PROBLEM STATEMENT ▸ Copy every entry exactly.

INPUT DATA ▸
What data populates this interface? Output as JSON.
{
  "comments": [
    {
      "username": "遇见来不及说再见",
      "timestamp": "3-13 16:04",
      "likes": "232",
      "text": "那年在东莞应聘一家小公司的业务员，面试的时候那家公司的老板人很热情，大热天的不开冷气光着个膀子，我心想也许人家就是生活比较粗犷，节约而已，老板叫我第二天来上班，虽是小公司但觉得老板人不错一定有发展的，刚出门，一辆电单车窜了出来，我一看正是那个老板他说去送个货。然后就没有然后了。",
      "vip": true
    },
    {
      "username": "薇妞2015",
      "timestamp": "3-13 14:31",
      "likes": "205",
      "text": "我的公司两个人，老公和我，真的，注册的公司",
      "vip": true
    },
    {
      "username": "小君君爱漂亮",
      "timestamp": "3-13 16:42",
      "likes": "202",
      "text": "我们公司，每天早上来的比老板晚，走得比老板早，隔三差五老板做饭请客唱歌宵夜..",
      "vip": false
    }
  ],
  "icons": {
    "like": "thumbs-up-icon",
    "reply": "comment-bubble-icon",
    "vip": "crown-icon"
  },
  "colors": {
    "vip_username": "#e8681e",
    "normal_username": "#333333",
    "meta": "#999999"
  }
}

OUTPUT OF THE EXERCISE ▸
What data populates this interface? Output as JSON.
{
  "comments": [
    {
      "username": "遇见来不及说再见",
      "timestamp": "3-13 16:04",
      "likes": "232",
      "text": "那年在东莞应聘一家小公司的业务员，面试的时候那家公司的老板人很热情，大热天的不开冷气光着个膀子，我心想也许人家就是生活比较粗犷，节约而已，老板叫我第二天来上班，虽是小公司但觉得老板人不错一定有发展的，刚出门，一辆电单车窜了出来，我一看正是那个老板他说去送个货。然后就没有然后了。",
      "vip": true
    },
    {
      "username": "薇妞2015",
      "timestamp": "3-13 14:31",
      "likes": "205",
      "text": "我的公司两个人，老公和我，真的，注册的公司",
      "vip": true
    },
    {
      "username": "小君君爱漂亮",
      "timestamp": "3-13 16:42",
      "likes": "202",
      "text": "我们公司，每天早上来的比老板晚，走得比老板早，隔三差五老板做饭请客唱歌宵夜..",
      "vip": false
    }
  ],
  "icons": {
    "like": "thumbs-up-icon",
    "reply": "comment-bubble-icon",
    "vip": "crown-icon"
  },
  "colors": {
    "vip_username": "#e8681e",
    "normal_username": "#333333",
    "meta": "#999999"
  }
}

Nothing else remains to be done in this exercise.